North Coast Marine Protected Areas Baseline Program Request for Proposals now available

The North Coast Marine Protected Areas (MPA) Baseline Program Request for Proposals is now available on the California Sea Grant website. The North Coast MPA Baseline Program is a collaborative effort among the California Ocean Protection Council, the MPA Monitoring Enterprise, a program of the California Ocean Science Trust (OST), California Department of Fish and Wildlife (DFW), and California Sea Grant. Members of the North Coast community, including North Coast tribes, elected officials, scientists, ocean users, and interested members of the public, informed the development of this RFP. As in the other three regions (i.e., North Central Coast, Central Coast, South Coast), the OPC has authorized $4 million to support the North Coast MPA Baseline Program.

Thank You Ocean Report: Central California Marine Protected Areas

TYO_MPAMEThe first major study of California’s marine protected areas shows they are on track to help to improve ocean health. Scientists, fishermen, resource managers and environmentalists gathered recently to share results from the first five years of monitoring in the Central Coast region. We spoke with Liz Whiteman, Director of the MPA Monitoring Enterprise program at California Ocean Science Trust, who says monitoring is showing promising results for marine life and the ocean economy.

Cost to West Coast Communities of Dealing with Trash and Reducing Marine Debris
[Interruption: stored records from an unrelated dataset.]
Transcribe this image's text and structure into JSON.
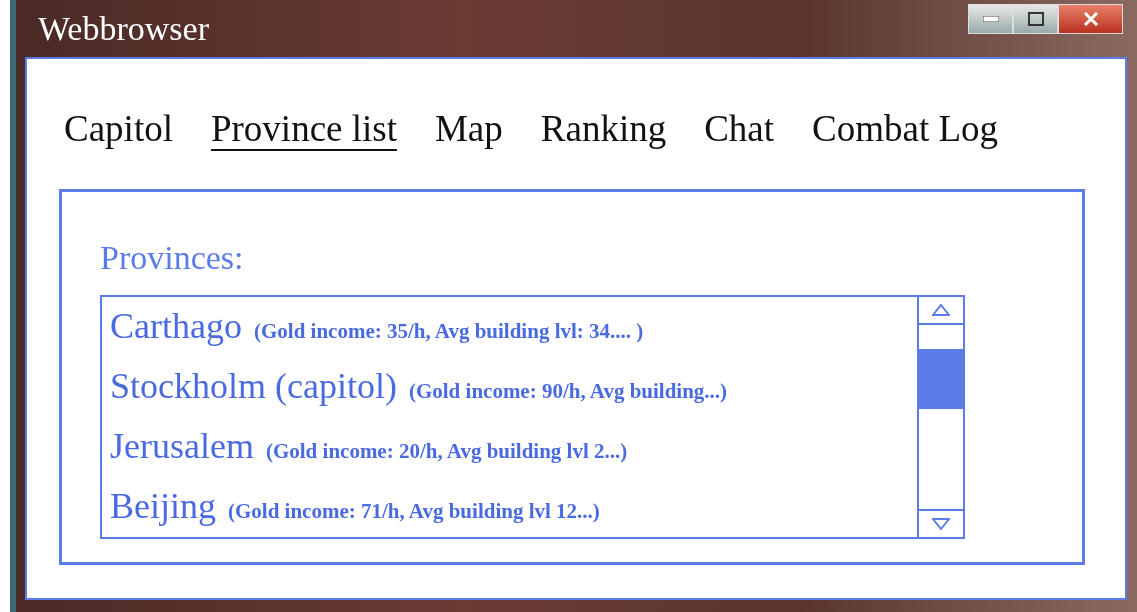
{
  "window": {
    "title": "Webbrowser"
  },
  "tabs": [
    {
      "label": "Capitol",
      "selected": false
    },
    {
      "label": "Province list",
      "selected": true
    },
    {
      "label": "Map",
      "selected": false
    },
    {
      "label": "Ranking",
      "selected": false
    },
    {
      "label": "Chat",
      "selected": false
    },
    {
      "label": "Combat Log",
      "selected": false
    }
  ],
  "panel": {
    "heading": "Provinces:",
    "provinces": [
      {
        "name": "Carthago",
        "details": "(Gold income: 35/h, Avg building lvl: 34.... )"
      },
      {
        "name": "Stockholm (capitol)",
        "details": "(Gold income: 90/h, Avg building...)"
      },
      {
        "name": "Jerusalem",
        "details": "(Gold income: 20/h, Avg building lvl 2...)"
      },
      {
        "name": "Beijing",
        "details": "(Gold income: 71/h, Avg building lvl 12...)"
      }
    ]
  }
}
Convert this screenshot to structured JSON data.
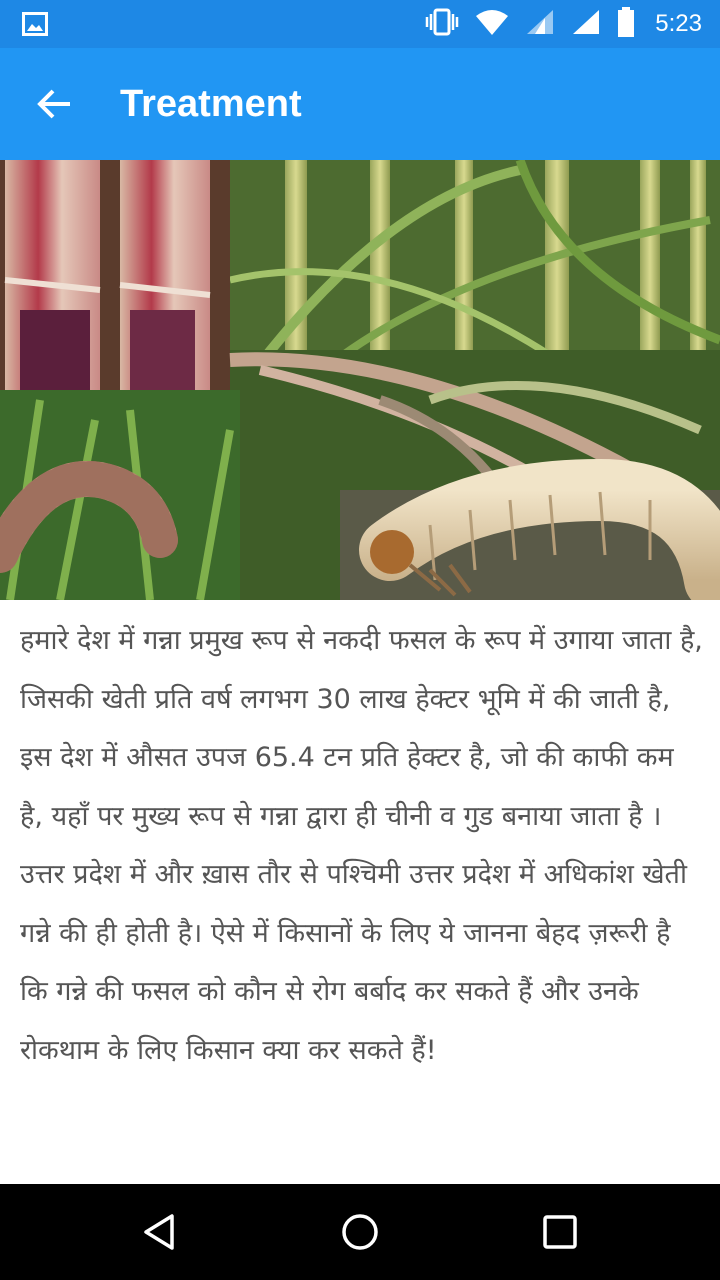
{
  "status_bar": {
    "time": "5:23",
    "icons": [
      "image-notification-icon",
      "vibrate-icon",
      "wifi-icon",
      "cell-signal-icon",
      "cell-signal-icon",
      "battery-icon"
    ]
  },
  "app_bar": {
    "title": "Treatment",
    "back_icon": "arrow-back-icon",
    "color": "#2196F3",
    "status_color": "#1E88E5"
  },
  "hero_image": {
    "description_icon": "sugarcane-pests-photo"
  },
  "article": {
    "body": "हमारे देश में गन्ना प्रमुख रूप से नकदी फसल के रूप में उगाया जाता है, जिसकी खेती प्रति वर्ष लगभग 30 लाख हेक्टर भूमि में की जाती है, इस देश में औसत उपज 65.4 टन प्रति हेक्टर है, जो की काफी कम है, यहाँ पर मुख्य रूप से गन्ना द्वारा ही चीनी व गुड बनाया जाता है ।उत्तर प्रदेश में और ख़ास तौर से पश्चिमी उत्तर प्रदेश में अधिकांश खेती गन्ने की ही होती है। ऐसे में किसानों के लिए ये जानना बेहद ज़रूरी है कि गन्ने की फसल को कौन से रोग बर्बाद कर सकते हैं और उनके रोकथाम के लिए किसान क्या कर सकते हैं!"
  },
  "nav_bar": {
    "icons": [
      "back-triangle-icon",
      "home-circle-icon",
      "recents-square-icon"
    ]
  }
}
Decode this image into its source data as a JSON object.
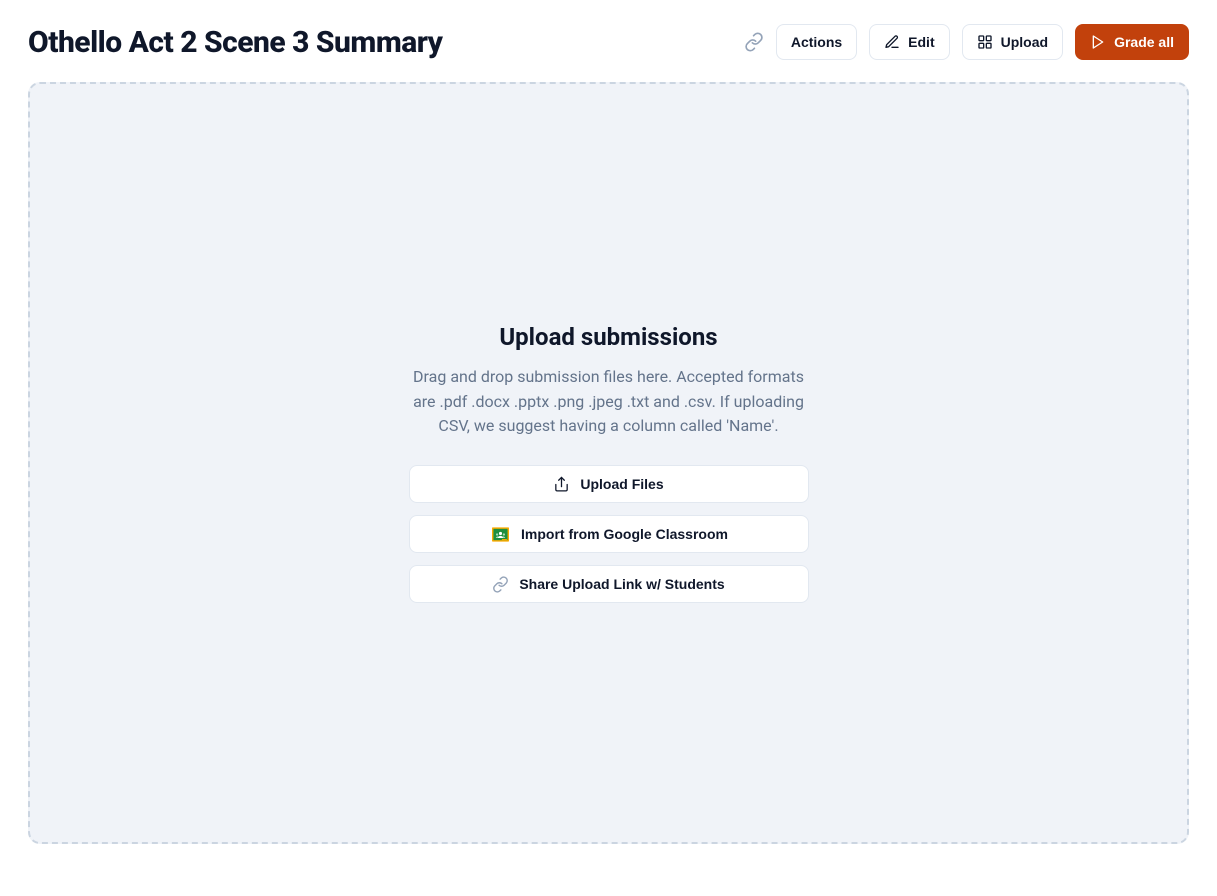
{
  "header": {
    "title": "Othello Act 2 Scene 3 Summary",
    "actions": {
      "link_icon_name": "link-icon",
      "actions_label": "Actions",
      "edit_label": "Edit",
      "upload_label": "Upload",
      "grade_all_label": "Grade all"
    }
  },
  "upload": {
    "heading": "Upload submissions",
    "description": "Drag and drop submission files here. Accepted formats are .pdf .docx .pptx .png .jpeg .txt and .csv. If uploading CSV, we suggest having a column called 'Name'.",
    "buttons": {
      "upload_files": "Upload Files",
      "import_google_classroom": "Import from Google Classroom",
      "share_link": "Share Upload Link w/ Students"
    }
  },
  "colors": {
    "primary": "#c2410c",
    "border": "#e2e8f0",
    "dropzone_bg": "#f0f3f8",
    "dashed_border": "#cbd5e1",
    "muted_text": "#64748b"
  }
}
ScreenShot035Through a 2012 contract with the U.S. Environmental Protection Agency, Kier Associates quantified the cost spent by 90 cities, large and small, in California, Oregon and Washington located along the coast or in watersheds draining to the ocean, to clean up litter and prevent trash from entering the ocean or waterways leading to it. The study finds that these West Coast communities, regardless of their size, spend an annual average $13 per resident to control litter and reduce marine debris. Nearly fifty million people live in these three states and over 85 percent of them live on the ocean or along rivers leading to it. West Coast communities are, therefore, spending more than $520,000,000 a year to combat litter and prevent marine debris. This public cost burden makes a compelling argument for accelerating the search for effective strategies to reduce and prevent trash streams that enter our waterways and contribute to marine debris.